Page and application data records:
◆ ◆ ◆ ◆ ◆ ◆ ◆

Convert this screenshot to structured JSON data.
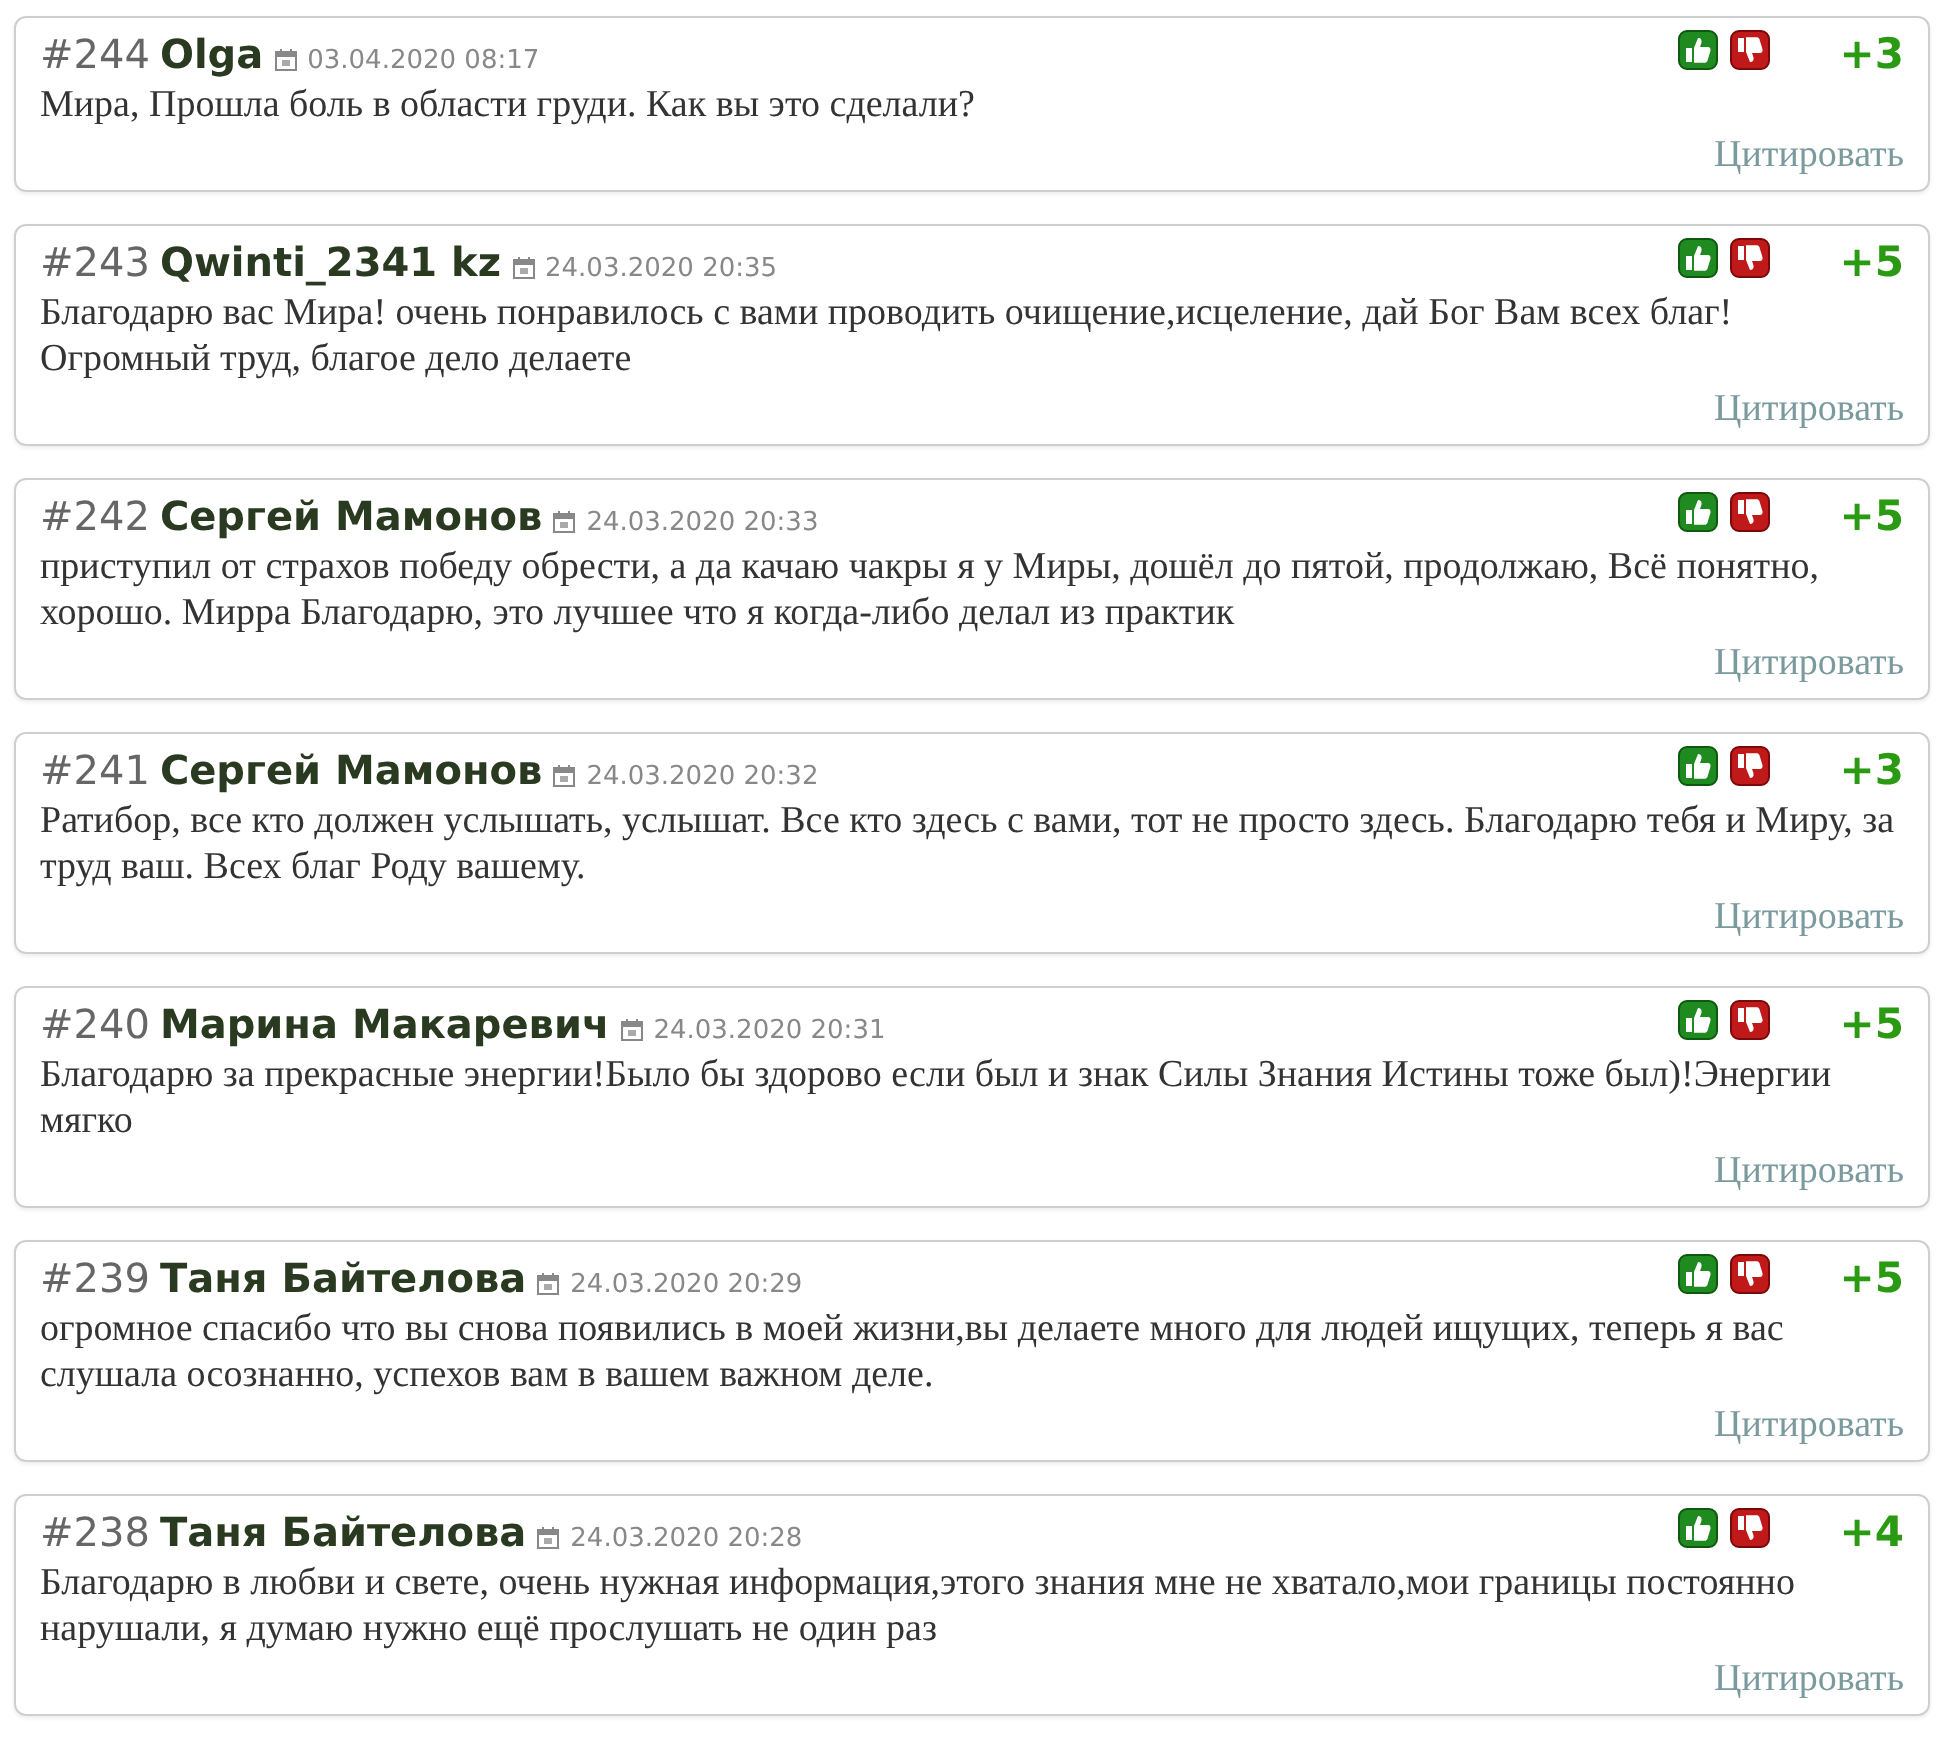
{
  "comments": [
    {
      "number": "#244",
      "author": "Olga",
      "date": "03.04.2020 08:17",
      "score": "+3",
      "text": "Мира, Прошла боль в области груди. Как вы это сделали?",
      "quote": "Цитировать"
    },
    {
      "number": "#243",
      "author": "Qwinti_2341 kz",
      "date": "24.03.2020 20:35",
      "score": "+5",
      "text": "Благодарю вас Мира! очень понравилось с вами проводить очищение,исцеление, дай Бог Вам всех благ! Огромный труд, благое дело делаете",
      "quote": "Цитировать"
    },
    {
      "number": "#242",
      "author": "Сергей Мамонов",
      "date": "24.03.2020 20:33",
      "score": "+5",
      "text": "приступил от страхов победу обрести, а да качаю чакры я у Миры, дошёл до пятой, продолжаю, Всё понятно, хорошо. Мирра Благодарю, это лучшее что я когда-либо делал из практик",
      "quote": "Цитировать"
    },
    {
      "number": "#241",
      "author": "Сергей Мамонов",
      "date": "24.03.2020 20:32",
      "score": "+3",
      "text": "Ратибор, все кто должен услышать, услышат. Все кто здесь с вами, тот не просто здесь. Благодарю тебя и Миру, за труд ваш. Всех благ Роду вашему.",
      "quote": "Цитировать"
    },
    {
      "number": "#240",
      "author": "Марина Макаревич",
      "date": "24.03.2020 20:31",
      "score": "+5",
      "text": "Благодарю за прекрасные энергии!Было бы здорово если был и знак Силы Знания Истины тоже был)!Энергии мягко",
      "quote": "Цитировать"
    },
    {
      "number": "#239",
      "author": "Таня Байтелова",
      "date": "24.03.2020 20:29",
      "score": "+5",
      "text": "огромное спасибо что вы снова появились в моей жизни,вы делаете много для людей ищущих, теперь я вас слушала осознанно, успехов вам в вашем важном деле.",
      "quote": "Цитировать"
    },
    {
      "number": "#238",
      "author": "Таня Байтелова",
      "date": "24.03.2020 20:28",
      "score": "+4",
      "text": "Благодарю в любви и свете, очень нужная информация,этого знания мне не хватало,мои границы постоянно нарушали, я думаю нужно ещё прослушать не один раз",
      "quote": "Цитировать"
    }
  ]
}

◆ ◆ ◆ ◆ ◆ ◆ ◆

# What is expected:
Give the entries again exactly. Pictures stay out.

# Solution to this exercise:
Convert this screenshot to structured JSON data.
{
  "comments": [
    {
      "number": "#244",
      "author": "Olga",
      "date": "03.04.2020 08:17",
      "score": "+3",
      "text": "Мира, Прошла боль в области груди. Как вы это сделали?",
      "quote": "Цитировать"
    },
    {
      "number": "#243",
      "author": "Qwinti_2341 kz",
      "date": "24.03.2020 20:35",
      "score": "+5",
      "text": "Благодарю вас Мира! очень понравилось с вами проводить очищение,исцеление, дай Бог Вам всех благ! Огромный труд, благое дело делаете",
      "quote": "Цитировать"
    },
    {
      "number": "#242",
      "author": "Сергей Мамонов",
      "date": "24.03.2020 20:33",
      "score": "+5",
      "text": "приступил от страхов победу обрести, а да качаю чакры я у Миры, дошёл до пятой, продолжаю, Всё понятно, хорошо. Мирра Благодарю, это лучшее что я когда-либо делал из практик",
      "quote": "Цитировать"
    },
    {
      "number": "#241",
      "author": "Сергей Мамонов",
      "date": "24.03.2020 20:32",
      "score": "+3",
      "text": "Ратибор, все кто должен услышать, услышат. Все кто здесь с вами, тот не просто здесь. Благодарю тебя и Миру, за труд ваш. Всех благ Роду вашему.",
      "quote": "Цитировать"
    },
    {
      "number": "#240",
      "author": "Марина Макаревич",
      "date": "24.03.2020 20:31",
      "score": "+5",
      "text": "Благодарю за прекрасные энергии!Было бы здорово если был и знак Силы Знания Истины тоже был)!Энергии мягко",
      "quote": "Цитировать"
    },
    {
      "number": "#239",
      "author": "Таня Байтелова",
      "date": "24.03.2020 20:29",
      "score": "+5",
      "text": "огромное спасибо что вы снова появились в моей жизни,вы делаете много для людей ищущих, теперь я вас слушала осознанно, успехов вам в вашем важном деле.",
      "quote": "Цитировать"
    },
    {
      "number": "#238",
      "author": "Таня Байтелова",
      "date": "24.03.2020 20:28",
      "score": "+4",
      "text": "Благодарю в любви и свете, очень нужная информация,этого знания мне не хватало,мои границы постоянно нарушали, я думаю нужно ещё прослушать не один раз",
      "quote": "Цитировать"
    }
  ]
}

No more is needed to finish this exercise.